Joshua’s Place’s mission is to “… help families overcome the barriers in their life that cause instability.” It starts with not seeing people as “poor” or “not poor” but individuals on the same journey of life that we travel. We recognize that there is a mutual brokenness that is brought to every relationship. I believe the core of our mutual brokenness starts with the two of the deepest questions any of us could ask: “Who am I?” and “Why am I here?” There are no shortage of voices trying to answer these questions for us but many, if not most, fall short. The pursuit of these truths marks the seasons of our life and begin at a very young age.

This year marked our sixth year for Summer Camp in the Village. It’s one of the marquis outreaches for Joshua’s Place because it lasts for three months, involves dozens of volunteers and serves more than a hundred families. It’s a lot of work, but a labor of love. This year’s kickoff week theme was Gadgets and Gizmos. Uniquely Wired, Wonderfully Made. Each day the kid’s groups; worshiped, danced, ate, learned, served, played and had one big project. They built a robot.

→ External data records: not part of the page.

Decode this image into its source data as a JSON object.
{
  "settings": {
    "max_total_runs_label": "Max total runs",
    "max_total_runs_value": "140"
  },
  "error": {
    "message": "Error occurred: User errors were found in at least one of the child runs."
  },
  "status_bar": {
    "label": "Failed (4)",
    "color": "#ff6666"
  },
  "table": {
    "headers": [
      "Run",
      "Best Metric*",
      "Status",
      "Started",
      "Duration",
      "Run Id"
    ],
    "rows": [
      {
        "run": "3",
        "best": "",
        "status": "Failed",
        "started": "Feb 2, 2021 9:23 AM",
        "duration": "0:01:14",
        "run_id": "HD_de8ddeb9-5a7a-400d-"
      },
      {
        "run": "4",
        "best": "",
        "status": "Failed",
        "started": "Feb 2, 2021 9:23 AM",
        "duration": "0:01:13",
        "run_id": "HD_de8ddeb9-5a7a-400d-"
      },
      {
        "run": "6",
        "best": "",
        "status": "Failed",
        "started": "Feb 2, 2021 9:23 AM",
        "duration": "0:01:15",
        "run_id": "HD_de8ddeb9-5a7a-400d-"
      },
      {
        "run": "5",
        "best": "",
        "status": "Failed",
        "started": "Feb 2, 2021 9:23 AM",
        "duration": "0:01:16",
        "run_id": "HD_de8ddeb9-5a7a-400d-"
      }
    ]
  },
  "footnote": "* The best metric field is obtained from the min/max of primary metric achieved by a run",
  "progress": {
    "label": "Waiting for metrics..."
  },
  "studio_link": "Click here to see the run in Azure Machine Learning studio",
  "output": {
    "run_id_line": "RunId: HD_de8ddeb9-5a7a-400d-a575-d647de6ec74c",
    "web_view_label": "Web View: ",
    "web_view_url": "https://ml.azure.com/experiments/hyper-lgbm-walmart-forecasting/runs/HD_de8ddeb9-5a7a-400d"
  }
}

On Monday, they received their task and were cautioned to not start construction until they had first decided on a purpose. After deciding purpose, they then carefully designed their creation and then went to work assembling the necessary parts to make up the final masterpiece. It was fun to watch the creativity and the team work necessary to accomplish a mission. By Friday each group had a completed machine that represented the design that began a few days earlier.

By now you’ve probably picked up on the dual symbolism of this project. It was certainly our desire for the kids to have fun, learn how to work together in a group and accomplish a mission. We also, used this project to show them how God, our creator, “built” each of us. The daily lessons reinforced the truth of their unique value and reminded them that they have a purpose. It’s a message we all need to hear, especially those that life and culture have wounded.

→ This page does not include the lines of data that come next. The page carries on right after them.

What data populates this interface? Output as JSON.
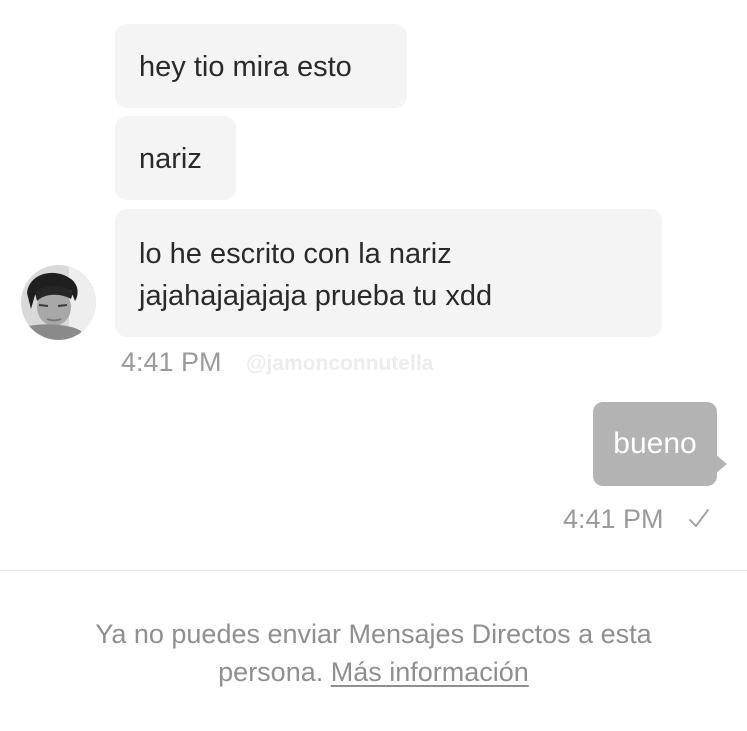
{
  "conversation": {
    "incoming": [
      {
        "lines": [
          "hey tio mira esto"
        ]
      },
      {
        "lines": [
          "nariz"
        ]
      },
      {
        "lines": [
          "lo he escrito con la nariz",
          "jajahajajajaja prueba tu xdd"
        ]
      }
    ],
    "incoming_time": "4:41 PM",
    "watermark": "@jamonconnutella",
    "outgoing": {
      "text": "bueno",
      "time": "4:41 PM"
    }
  },
  "footer": {
    "notice": "Ya no puedes enviar Mensajes Directos a esta persona.",
    "link": "Más información"
  },
  "icons": {
    "avatar": "contact-avatar",
    "status": "check-icon"
  },
  "colors": {
    "incoming_bubble": "#f4f4f4",
    "outgoing_bubble": "#b3b3b3",
    "muted_text": "#8f8f8f"
  }
}
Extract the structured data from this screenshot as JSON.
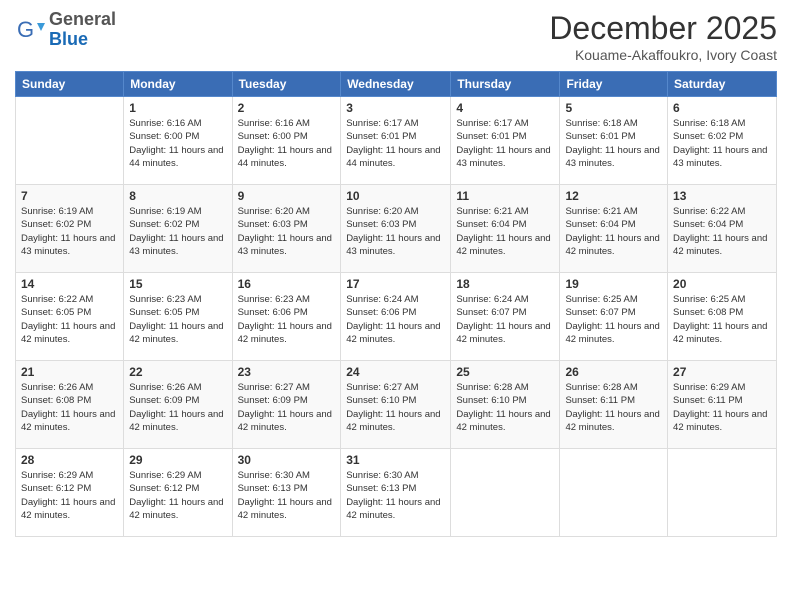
{
  "logo": {
    "general": "General",
    "blue": "Blue"
  },
  "header": {
    "month": "December 2025",
    "location": "Kouame-Akaffoukro, Ivory Coast"
  },
  "days_of_week": [
    "Sunday",
    "Monday",
    "Tuesday",
    "Wednesday",
    "Thursday",
    "Friday",
    "Saturday"
  ],
  "weeks": [
    [
      {
        "num": "",
        "info": ""
      },
      {
        "num": "1",
        "info": "Sunrise: 6:16 AM\nSunset: 6:00 PM\nDaylight: 11 hours\nand 44 minutes."
      },
      {
        "num": "2",
        "info": "Sunrise: 6:16 AM\nSunset: 6:00 PM\nDaylight: 11 hours\nand 44 minutes."
      },
      {
        "num": "3",
        "info": "Sunrise: 6:17 AM\nSunset: 6:01 PM\nDaylight: 11 hours\nand 44 minutes."
      },
      {
        "num": "4",
        "info": "Sunrise: 6:17 AM\nSunset: 6:01 PM\nDaylight: 11 hours\nand 43 minutes."
      },
      {
        "num": "5",
        "info": "Sunrise: 6:18 AM\nSunset: 6:01 PM\nDaylight: 11 hours\nand 43 minutes."
      },
      {
        "num": "6",
        "info": "Sunrise: 6:18 AM\nSunset: 6:02 PM\nDaylight: 11 hours\nand 43 minutes."
      }
    ],
    [
      {
        "num": "7",
        "info": "Sunrise: 6:19 AM\nSunset: 6:02 PM\nDaylight: 11 hours\nand 43 minutes."
      },
      {
        "num": "8",
        "info": "Sunrise: 6:19 AM\nSunset: 6:02 PM\nDaylight: 11 hours\nand 43 minutes."
      },
      {
        "num": "9",
        "info": "Sunrise: 6:20 AM\nSunset: 6:03 PM\nDaylight: 11 hours\nand 43 minutes."
      },
      {
        "num": "10",
        "info": "Sunrise: 6:20 AM\nSunset: 6:03 PM\nDaylight: 11 hours\nand 43 minutes."
      },
      {
        "num": "11",
        "info": "Sunrise: 6:21 AM\nSunset: 6:04 PM\nDaylight: 11 hours\nand 42 minutes."
      },
      {
        "num": "12",
        "info": "Sunrise: 6:21 AM\nSunset: 6:04 PM\nDaylight: 11 hours\nand 42 minutes."
      },
      {
        "num": "13",
        "info": "Sunrise: 6:22 AM\nSunset: 6:04 PM\nDaylight: 11 hours\nand 42 minutes."
      }
    ],
    [
      {
        "num": "14",
        "info": "Sunrise: 6:22 AM\nSunset: 6:05 PM\nDaylight: 11 hours\nand 42 minutes."
      },
      {
        "num": "15",
        "info": "Sunrise: 6:23 AM\nSunset: 6:05 PM\nDaylight: 11 hours\nand 42 minutes."
      },
      {
        "num": "16",
        "info": "Sunrise: 6:23 AM\nSunset: 6:06 PM\nDaylight: 11 hours\nand 42 minutes."
      },
      {
        "num": "17",
        "info": "Sunrise: 6:24 AM\nSunset: 6:06 PM\nDaylight: 11 hours\nand 42 minutes."
      },
      {
        "num": "18",
        "info": "Sunrise: 6:24 AM\nSunset: 6:07 PM\nDaylight: 11 hours\nand 42 minutes."
      },
      {
        "num": "19",
        "info": "Sunrise: 6:25 AM\nSunset: 6:07 PM\nDaylight: 11 hours\nand 42 minutes."
      },
      {
        "num": "20",
        "info": "Sunrise: 6:25 AM\nSunset: 6:08 PM\nDaylight: 11 hours\nand 42 minutes."
      }
    ],
    [
      {
        "num": "21",
        "info": "Sunrise: 6:26 AM\nSunset: 6:08 PM\nDaylight: 11 hours\nand 42 minutes."
      },
      {
        "num": "22",
        "info": "Sunrise: 6:26 AM\nSunset: 6:09 PM\nDaylight: 11 hours\nand 42 minutes."
      },
      {
        "num": "23",
        "info": "Sunrise: 6:27 AM\nSunset: 6:09 PM\nDaylight: 11 hours\nand 42 minutes."
      },
      {
        "num": "24",
        "info": "Sunrise: 6:27 AM\nSunset: 6:10 PM\nDaylight: 11 hours\nand 42 minutes."
      },
      {
        "num": "25",
        "info": "Sunrise: 6:28 AM\nSunset: 6:10 PM\nDaylight: 11 hours\nand 42 minutes."
      },
      {
        "num": "26",
        "info": "Sunrise: 6:28 AM\nSunset: 6:11 PM\nDaylight: 11 hours\nand 42 minutes."
      },
      {
        "num": "27",
        "info": "Sunrise: 6:29 AM\nSunset: 6:11 PM\nDaylight: 11 hours\nand 42 minutes."
      }
    ],
    [
      {
        "num": "28",
        "info": "Sunrise: 6:29 AM\nSunset: 6:12 PM\nDaylight: 11 hours\nand 42 minutes."
      },
      {
        "num": "29",
        "info": "Sunrise: 6:29 AM\nSunset: 6:12 PM\nDaylight: 11 hours\nand 42 minutes."
      },
      {
        "num": "30",
        "info": "Sunrise: 6:30 AM\nSunset: 6:13 PM\nDaylight: 11 hours\nand 42 minutes."
      },
      {
        "num": "31",
        "info": "Sunrise: 6:30 AM\nSunset: 6:13 PM\nDaylight: 11 hours\nand 42 minutes."
      },
      {
        "num": "",
        "info": ""
      },
      {
        "num": "",
        "info": ""
      },
      {
        "num": "",
        "info": ""
      }
    ]
  ]
}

At the risk of objectifying any story, I can tell you broadly that, some of these kids come from tough situations. Many have lost loved ones to overdose or incarceration, many live with someone other than their biological parents, many live in an environment that has been unable to reinforce the design and purpose they have in life. Having been in this community for several years now, we’ve watched these kids grow and know well the barriers some face. We know there is no ‘one’ human solution that will rid our community of poverty, drugs and broken lives. But we do the know the ‘One’ that designed each of us so we continue to tell that story in word and deed.

The kickoff week ended with the kids showing off their projects and performing for their families and neighbors. We got to see their robot creations. Without our prompting, each group had built a robot that was purposed to serve others in some capacity. We didn’t mandate this. We assumed the boys would make a robot that existed to play Xbox. Their designs affirmed to us that they understood a deeper purpose we all have. To love God AND to love others.

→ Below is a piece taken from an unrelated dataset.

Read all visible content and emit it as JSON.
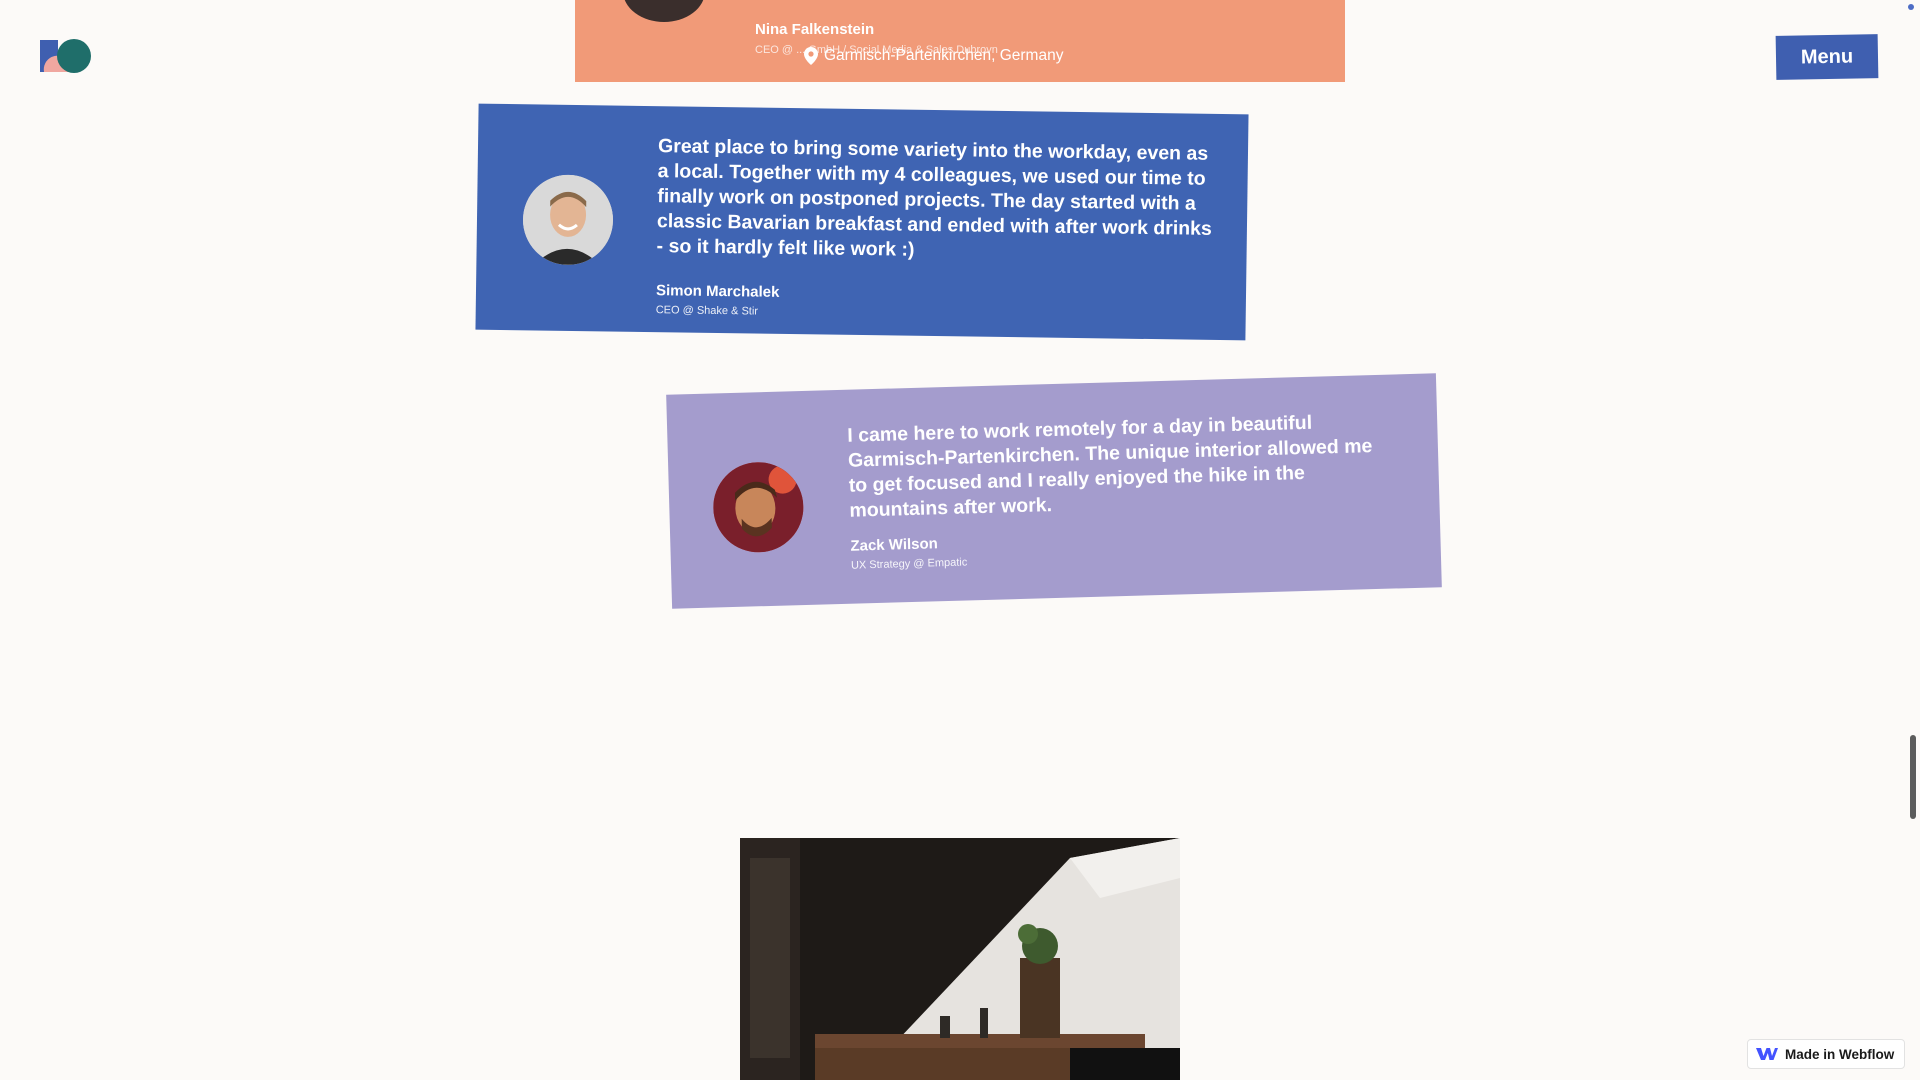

In the presentation, there was a moment that defined the reason we do our camp, and frankly why Joshua’s Place exists. It happened just after Ms. Susan described the upcoming free lunch program and Discovery Classes but just before two camp counselors got a pie in the face from the group that won the penny wars. (The kids raised over $300 to purchase vitamins for kids in Guatemala City.) It came in the form of a six-year-old girl we’ll call “Amanda”.

Amanda and her three sisters live with her grandmother. I know Amanda well because I preached her mother’s funeral after she passed suddenly under very difficult circumstances. Amanda was a baby at the time and happened to be there at the time of her mother’s death. Despite this tragedy, Amanda is blessed to have a caring grandmother to live with that provides her stability in the face of what has been a tragic start to her young life. Amanda gave us this defining moment when she stood up and clearly recited the week’s memory verse that comes from Matthew 5:16; “Let your light shine before others, so that they may see your good works and give glory to your Father who is in heaven.” To those that didn’t know Amanda’s story it was a cute first grader that worked hard on a memory verse. For me, it was emotional reminder that our work touches deeply and reaches broadly.

Speaking candidly, the work we do at Joshua’s Place can be taxing. Our commitment to being “with” families and not just doing “to” or “for” means we see tough stories, up close. At times. it’s just too much as I see the effects that life has had on those we serve, especially the children. When we get weary we remind ourselves that the outcomes are not under our control. Our job is to love, serve, speak truth and be friends. We’re hope peddlers that bring God’s love in word and deed. We are at peace in the knowledge that God knows Amanda better than any of us…he designed her. Our reward, this week, is knowing we got to participate in His work of revealing His purpose for her.

This article was originally posted on Kevin Peyton’s personal blog.

2018-01-02T14:05:24+00:00